▸ Aim of the exercise
Return every record exactly. Omit nothing.

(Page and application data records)
--- START ---
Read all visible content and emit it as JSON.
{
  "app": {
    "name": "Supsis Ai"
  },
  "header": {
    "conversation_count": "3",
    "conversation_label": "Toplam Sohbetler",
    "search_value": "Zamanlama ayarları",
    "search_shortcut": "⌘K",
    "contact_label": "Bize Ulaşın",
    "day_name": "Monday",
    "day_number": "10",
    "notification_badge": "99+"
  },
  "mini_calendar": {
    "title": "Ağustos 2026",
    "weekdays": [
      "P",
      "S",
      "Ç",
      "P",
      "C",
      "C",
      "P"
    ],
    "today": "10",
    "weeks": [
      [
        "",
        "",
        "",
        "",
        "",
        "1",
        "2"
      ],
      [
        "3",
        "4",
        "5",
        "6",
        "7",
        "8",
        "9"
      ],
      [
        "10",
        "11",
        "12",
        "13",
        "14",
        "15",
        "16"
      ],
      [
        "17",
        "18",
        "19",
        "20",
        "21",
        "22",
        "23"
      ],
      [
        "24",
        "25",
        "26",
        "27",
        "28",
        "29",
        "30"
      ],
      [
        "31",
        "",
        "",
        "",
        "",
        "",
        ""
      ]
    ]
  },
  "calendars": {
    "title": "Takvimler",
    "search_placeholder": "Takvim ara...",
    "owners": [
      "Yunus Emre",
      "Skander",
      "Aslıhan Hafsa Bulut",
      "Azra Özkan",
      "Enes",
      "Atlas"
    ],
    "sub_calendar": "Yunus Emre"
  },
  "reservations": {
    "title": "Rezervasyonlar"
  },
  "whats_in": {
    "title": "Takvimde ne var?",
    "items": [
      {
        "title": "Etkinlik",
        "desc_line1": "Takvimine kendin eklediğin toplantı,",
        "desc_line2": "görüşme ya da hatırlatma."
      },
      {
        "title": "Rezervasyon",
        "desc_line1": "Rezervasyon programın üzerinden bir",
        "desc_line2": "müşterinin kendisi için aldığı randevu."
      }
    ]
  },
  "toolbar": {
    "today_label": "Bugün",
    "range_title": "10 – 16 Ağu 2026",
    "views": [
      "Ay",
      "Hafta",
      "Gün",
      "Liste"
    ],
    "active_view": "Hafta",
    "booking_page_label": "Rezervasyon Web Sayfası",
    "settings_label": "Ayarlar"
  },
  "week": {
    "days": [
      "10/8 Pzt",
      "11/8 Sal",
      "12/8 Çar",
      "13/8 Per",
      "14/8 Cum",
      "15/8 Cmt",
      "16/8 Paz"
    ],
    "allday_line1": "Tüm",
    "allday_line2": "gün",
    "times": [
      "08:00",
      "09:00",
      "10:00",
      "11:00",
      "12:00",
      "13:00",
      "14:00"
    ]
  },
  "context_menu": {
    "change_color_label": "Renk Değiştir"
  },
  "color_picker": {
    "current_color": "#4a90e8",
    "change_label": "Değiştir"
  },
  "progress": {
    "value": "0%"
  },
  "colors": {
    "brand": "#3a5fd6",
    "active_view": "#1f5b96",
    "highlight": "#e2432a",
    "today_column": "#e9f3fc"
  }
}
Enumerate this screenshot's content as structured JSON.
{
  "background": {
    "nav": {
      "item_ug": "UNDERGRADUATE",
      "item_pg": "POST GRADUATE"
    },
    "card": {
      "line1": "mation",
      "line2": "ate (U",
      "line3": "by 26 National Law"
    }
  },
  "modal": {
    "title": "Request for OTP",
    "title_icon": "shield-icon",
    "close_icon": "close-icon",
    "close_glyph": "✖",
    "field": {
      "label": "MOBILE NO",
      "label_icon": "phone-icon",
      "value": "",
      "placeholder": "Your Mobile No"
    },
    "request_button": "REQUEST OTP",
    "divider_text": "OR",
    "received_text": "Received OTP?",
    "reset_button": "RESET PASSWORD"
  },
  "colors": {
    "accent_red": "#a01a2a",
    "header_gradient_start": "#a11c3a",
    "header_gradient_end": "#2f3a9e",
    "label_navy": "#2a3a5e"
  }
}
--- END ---
▸ Reply
Read all visible content and emit it as JSON.
{
  "app": {
    "name": "Supsis Ai"
  },
  "header": {
    "conversation_count": "3",
    "conversation_label": "Toplam Sohbetler",
    "search_value": "Zamanlama ayarları",
    "search_shortcut": "⌘K",
    "contact_label": "Bize Ulaşın",
    "day_name": "Monday",
    "day_number": "10",
    "notification_badge": "99+"
  },
  "mini_calendar": {
    "title": "Ağustos 2026",
    "weekdays": [
      "P",
      "S",
      "Ç",
      "P",
      "C",
      "C",
      "P"
    ],
    "today": "10",
    "weeks": [
      [
        "",
        "",
        "",
        "",
        "",
        "1",
        "2"
      ],
      [
        "3",
        "4",
        "5",
        "6",
        "7",
        "8",
        "9"
      ],
      [
        "10",
        "11",
        "12",
        "13",
        "14",
        "15",
        "16"
      ],
      [
        "17",
        "18",
        "19",
        "20",
        "21",
        "22",
        "23"
      ],
      [
        "24",
        "25",
        "26",
        "27",
        "28",
        "29",
        "30"
      ],
      [
        "31",
        "",
        "",
        "",
        "",
        "",
        ""
      ]
    ]
  },
  "calendars": {
    "title": "Takvimler",
    "search_placeholder": "Takvim ara...",
    "owners": [
      "Yunus Emre",
      "Skander",
      "Aslıhan Hafsa Bulut",
      "Azra Özkan",
      "Enes",
      "Atlas"
    ],
    "sub_calendar": "Yunus Emre"
  },
  "reservations": {
    "title": "Rezervasyonlar"
  },
  "whats_in": {
    "title": "Takvimde ne var?",
    "items": [
      {
        "title": "Etkinlik",
        "desc_line1": "Takvimine kendin eklediğin toplantı,",
        "desc_line2": "görüşme ya da hatırlatma."
      },
      {
        "title": "Rezervasyon",
        "desc_line1": "Rezervasyon programın üzerinden bir",
        "desc_line2": "müşterinin kendisi için aldığı randevu."
      }
    ]
  },
  "toolbar": {
    "today_label": "Bugün",
    "range_title": "10 – 16 Ağu 2026",
    "views": [
      "Ay",
      "Hafta",
      "Gün",
      "Liste"
    ],
    "active_view": "Hafta",
    "booking_page_label": "Rezervasyon Web Sayfası",
    "settings_label": "Ayarlar"
  },
  "week": {
    "days": [
      "10/8 Pzt",
      "11/8 Sal",
      "12/8 Çar",
      "13/8 Per",
      "14/8 Cum",
      "15/8 Cmt",
      "16/8 Paz"
    ],
    "allday_line1": "Tüm",
    "allday_line2": "gün",
    "times": [
      "08:00",
      "09:00",
      "10:00",
      "11:00",
      "12:00",
      "13:00",
      "14:00"
    ]
  },
  "context_menu": {
    "change_color_label": "Renk Değiştir"
  },
  "color_picker": {
    "current_color": "#4a90e8",
    "change_label": "Değiştir"
  },
  "progress": {
    "value": "0%"
  },
  "colors": {
    "brand": "#3a5fd6",
    "active_view": "#1f5b96",
    "highlight": "#e2432a",
    "today_column": "#e9f3fc"
  }
}
Enumerate this screenshot's content as structured JSON.
{
  "background": {
    "nav": {
      "item_ug": "UNDERGRADUATE",
      "item_pg": "POST GRADUATE"
    },
    "card": {
      "line1": "mation",
      "line2": "ate (U",
      "line3": "by 26 National Law"
    }
  },
  "modal": {
    "title": "Request for OTP",
    "title_icon": "shield-icon",
    "close_icon": "close-icon",
    "close_glyph": "✖",
    "field": {
      "label": "MOBILE NO",
      "label_icon": "phone-icon",
      "value": "",
      "placeholder": "Your Mobile No"
    },
    "request_button": "REQUEST OTP",
    "divider_text": "OR",
    "received_text": "Received OTP?",
    "reset_button": "RESET PASSWORD"
  },
  "colors": {
    "accent_red": "#a01a2a",
    "header_gradient_start": "#a11c3a",
    "header_gradient_end": "#2f3a9e",
    "label_navy": "#2a3a5e"
  }
}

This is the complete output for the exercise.